I am pleased to share the following press release issued by the office of Caroline Flint MP last night:
Multinational businesses like Google will be forced to publish headline information about where they do business, the money they make and the tax they pay, if an amendment to the Finance Bill is backed by Parliament.
Labour MP Caroline Flint, along with Public Accounts Committee colleagues Nigel Mills, John Pugh, Bridget Phillipson, Anne-Marie Trevelyan, Deidre Brock, Chris Evans, Karin Smyth, Stewart Jackson, David Mowat, Richard Bacon, Chair Meg Hillier and former Chairs Margaret Hodge and David Davis, have tabled a public country-by-country reporting amendment to the Finance Bill.
Since 2015, businesses must provide HMRC with this information, yet concerns have been raised about its ability to challenge big corporations effectively.
Said Flint: “I am delighted to have such strong backing from Public Accounts Committee colleagues from all parties.
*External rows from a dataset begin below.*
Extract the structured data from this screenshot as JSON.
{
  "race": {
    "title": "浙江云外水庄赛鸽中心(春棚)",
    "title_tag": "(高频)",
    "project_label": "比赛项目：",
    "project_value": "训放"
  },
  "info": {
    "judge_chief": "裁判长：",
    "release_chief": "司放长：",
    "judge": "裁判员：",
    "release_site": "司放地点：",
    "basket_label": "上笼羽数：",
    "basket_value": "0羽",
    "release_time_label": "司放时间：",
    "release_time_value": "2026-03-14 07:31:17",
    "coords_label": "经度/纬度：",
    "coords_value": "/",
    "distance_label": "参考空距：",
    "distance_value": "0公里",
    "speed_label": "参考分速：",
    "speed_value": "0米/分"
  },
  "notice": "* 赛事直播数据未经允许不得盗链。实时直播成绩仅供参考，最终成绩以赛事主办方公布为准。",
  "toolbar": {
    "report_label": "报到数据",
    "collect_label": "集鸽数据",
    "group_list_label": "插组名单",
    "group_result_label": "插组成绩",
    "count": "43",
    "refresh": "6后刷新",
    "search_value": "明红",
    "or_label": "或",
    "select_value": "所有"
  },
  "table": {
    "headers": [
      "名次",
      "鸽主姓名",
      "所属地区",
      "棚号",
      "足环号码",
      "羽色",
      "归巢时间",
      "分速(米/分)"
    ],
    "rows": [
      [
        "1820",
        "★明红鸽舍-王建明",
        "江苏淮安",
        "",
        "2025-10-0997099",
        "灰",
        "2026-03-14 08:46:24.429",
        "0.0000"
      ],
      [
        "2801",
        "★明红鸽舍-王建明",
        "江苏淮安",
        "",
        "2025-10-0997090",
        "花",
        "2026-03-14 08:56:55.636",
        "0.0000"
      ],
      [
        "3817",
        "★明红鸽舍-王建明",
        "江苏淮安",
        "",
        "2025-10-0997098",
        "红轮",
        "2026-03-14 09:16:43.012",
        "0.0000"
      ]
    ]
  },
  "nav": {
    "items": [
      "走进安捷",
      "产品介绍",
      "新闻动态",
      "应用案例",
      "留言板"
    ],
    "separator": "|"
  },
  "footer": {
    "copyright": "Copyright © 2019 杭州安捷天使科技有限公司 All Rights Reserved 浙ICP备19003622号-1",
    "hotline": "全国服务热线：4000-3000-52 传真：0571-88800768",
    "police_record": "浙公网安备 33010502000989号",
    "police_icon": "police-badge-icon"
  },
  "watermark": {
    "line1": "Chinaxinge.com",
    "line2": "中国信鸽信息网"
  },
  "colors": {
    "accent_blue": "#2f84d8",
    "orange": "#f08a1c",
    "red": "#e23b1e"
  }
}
MPs of different colours are saying it’s time to shine a light on these secretive tax arrangements and make sure big multinational enterprises pay the right amount of tax.
“We believe the tide of opinion is moving towards openness, after the Google tax affair and the release of the Panama Papers. We want the Government to champion this – in the interests of UK business, and fairer taxation.
“We cannot have one rule for UK businesses that pay their fair share, and another for multinationals able to shift their profits around the globe. Public country-by-country reporting is a simple yet profound way to tackle a huge problem of avoidance. It would also help developing countries to help themselves.
“Our message to the Chancellor and the Government is – take a lead and back our amendment.”
The amendment follows Flint’s Ten Minute Rule Bill on multinational transparency, backed by the powerful Commons Public Accounts Committee and over 50 MPs.
With the French and Italian authorities pursuing much larger sums from Google in taxes unpaid, the Panama Papers leak and the Government’s recent anti-corruption summit focusing attention on issues of tax transparency, Flint believes that now is the time to act.
“Promoting a culture of secrecy can do significant reputational damage to businesses, as Google recently discovered,” said Flint. “It is interesting that companies such as Facebook are wary of that, and have changed their tax practices accordingly.
“We intend to make a pro-business case for supporting public country-by-country reporting, as it can shore up investor and customer confidence.”
The campaign is supported by Tax Justice Network, Global Witness, business-led Fair Tax Mark, and key groups from the development lobby, including Oxfam, Christian Aid, Action Aid, Save the Children and CAFOD. Charities say that developing countries lose more in taxes unpaid by big business every year than they receive in aid.
The amendment has the full backing of Labour, the SNP and the Liberal Democrats, along with Plaid Cymru, the SDLP, the UUP, Green MP Caroline Lucas and UKIP’s Douglas Carswell.
They hope to persuade others – and the Government – of the importance of public country-by-country reporting ahead of the Finance Bill coming back to the floor of the House, on 28th and 29th June, when the amendment will be debated.
The Chancellor argued in February: “We should be moving to more public country-by-country reporting… This is something the U.K. will seek to promote internationally.”
And there are some similar but more limited proposals before the European Parliament, which the Government supports.
Campaigners want public country-by-country reporting to go beyond business’s activities within the EU, into the tax havens which multinationals use to hide income. Under EU plans, business activity in the developing world or tax havens would remain private.
“Regardless of the EU position, we believe now is the time to act,” said Flint. “It’s time for us to show leadership on this issue and address the unfairness in our tax system created by extreme secrecy and confidentiality.”
Notes to editors
1. The Public Accounts Committee’s report, ‘Corporate Tax Deals’, was published 24 February 2016 and can be read online here: http://www.publications.parliament.uk/pa/cm201516/cmselect/cmpubacc/788/788.pdf
2. The Public Accounts Committee members supporting the amendment are as follows: Meg Hillier (Chair, Lab), Nigel Mills (Con), John Pugh (Lib Dem), Bridget Phillipson (Lab), Anne-Marie Trevelyan (Con), Deidre Brock (SNP), Chris Evans (Lab), Richard Bacon (Con), Karin Smyth (Lab), Stewart Jackson (Con) and David Mowat (Con).
3. The amendment has been tabled and will be published online on Wednesday 8 June 2016.
4. For more information please contact Lucy Green on 0207 219 4407 or firstname.lastname@example.org
5. Follow the campaign on social media using the hashtag #showmethemoney
I added the bold highlighting. Almost every party in the UK parliament supports this move. It will be debated in the House. This is an opprtunity for real change.
I should make clear I have advised on this amendment.
I wish to thank Caroline Flint and her team for their commitment to it.